World Premiere: “Katherine” at Theatre Nova tackles compelling “Herstory”
ANN ARBOR, Mich.–Kim Carney’s new play, Katherine, now having its world premiere at Ann Arbor’s Theatre Nova, has a wholly apt tagline: “Herstory repeats itself.”
The one-woman show highlights five generations of women within one family. Thanks to an established tradition of naming the first-born daughter Katherine, we glimpse the carriers of that name (all played by Melissa Beckwith) over the course of about a century. Beginning with a farmer’s wife who addresses God one night in a barn, the play goes on to feature a single mother of five who’s desperate to find work during the Depression; a snarky, bored, alcoholic housewife who’d prefer a male therapist; an addict-turned-motivational speaker who finds God in a school community’s response to a natural disaster; and a contemporary single businesswoman who stands at a personal and professional crossroads.
The 90 minute play, directed by David Wolber, is structured in five scenes, with minimal props and nifty transitions that show us Beckwith, in silhouette behind a screen, transforming into the next Katherine.
Dan Walker designed the show’s gorgeous lighting, on best display in the opening scene, wherein the rich colors of moonlight mix with the warm glow from Katherine’s lantern. The spare sets are also Walker’s design, and he achieves what’s needed with a couple of small crates, a chair, and a microphone. (No costume designer is named in the program, but when a show is this minimal, the characters’ clothes are all the more important, and each outfit is well-thought out, right down to the accessories.) Carla Milarch supplies the show’s sound, highlighting numerous songs about Katherine, Kathy, Katie, etc.
The premise of Katherine is intriguing, and though the show has been billed as a story of mothers and daughters, I came away thinking more about how much we’re shaped by the time in which we live.

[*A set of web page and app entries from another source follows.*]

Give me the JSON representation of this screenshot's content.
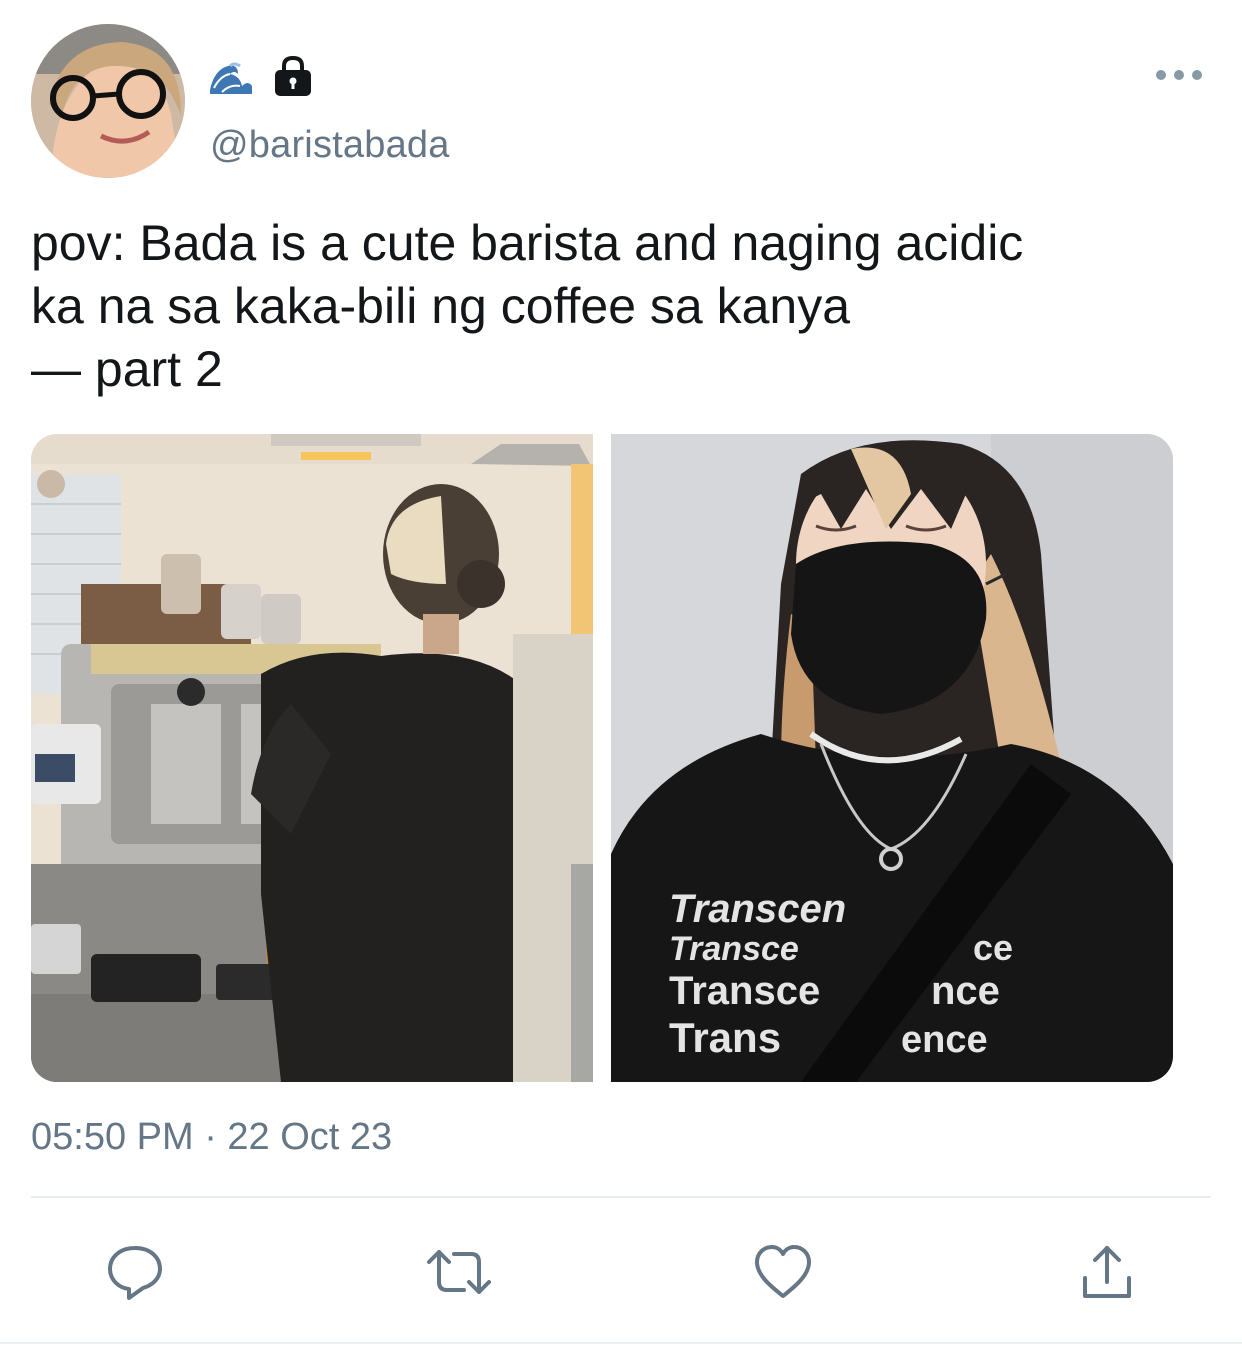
{
  "author": {
    "display_name_icons": [
      "water-wave-icon",
      "lock-icon"
    ],
    "handle": "@baristabada"
  },
  "tweet": {
    "text": "pov: Bada is a cute barista and naging acidic\nka na sa kaka-bili ng coffee sa kanya\n— part 2",
    "shirt_print": [
      "Transcen",
      "Transce",
      "ce",
      "Transce",
      "nce",
      "Trans",
      "ence"
    ],
    "timestamp": "05:50 PM · 22 Oct 23"
  },
  "actions": [
    "reply-icon",
    "retweet-icon",
    "like-icon",
    "share-icon"
  ],
  "colors": {
    "text": "#14171a",
    "secondary": "#657786",
    "icon": "#657786",
    "divider": "#e6ecf0"
  }
}
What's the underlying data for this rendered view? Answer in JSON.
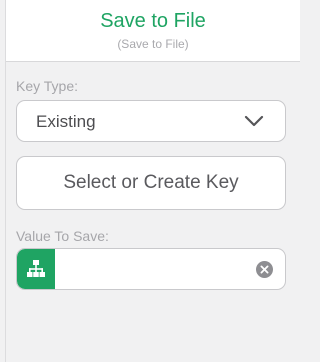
{
  "header": {
    "title": "Save to File",
    "subtitle": "(Save to File)"
  },
  "key_type": {
    "label": "Key Type:",
    "selected": "Existing"
  },
  "select_key_button": {
    "label": "Select or Create Key"
  },
  "value_to_save": {
    "label": "Value To Save:",
    "value": ""
  },
  "colors": {
    "accent": "#1fa463",
    "background": "#f1f1f2",
    "label": "#a6a6aa"
  },
  "icons": {
    "dropdown": "chevron-down-icon",
    "value_source": "hierarchy-icon",
    "clear": "clear-icon"
  }
}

Nonetheless, Carney writes with wit and compassion, deftly providing a viable context for each monologue (no small feat), and letting her characters say things that might make you squirm in your seat.
Yes, after the first few scenes, I occasionally got distracted while trying to keep things straight and re-connect dots, since Carney fills in gaps at the same time we’re jumping forward in time; and while “Katherine”’s cyclical, episodic nature feels refreshing in one sense, you may also – sheerly out of habit – find yourself yearning for a more sustained, deeper emotional dive.
But in this world premiere production, Carney’s ace-in-the-hole is Beckwith, who is expertly guided by Wolber and gives a knockout, nuanced performance in each scene. Shifting accents, eras, and personalities in moments, and somehow making it look effortless, Beckwith navigates a broad expanse of emotional terrain, using her wide, expressive eyes to land a joke, or convey disdain, love, desperation, wonder, or pain. She wrings every comic opportunity from Carney’s script, and thanks to Wolber’s thoughtful blocking, Beckwith’s stage movements feel natural while preventing the play from becoming visually static.
Though Mother’s Day now appears in our collective rearview, Katherine invites you to spend an evening contemplating the lives of not just the people who raised you, but the long line of those who came before them, each confronting the struggles of their circumstances and era, and each with their own rich story to tell.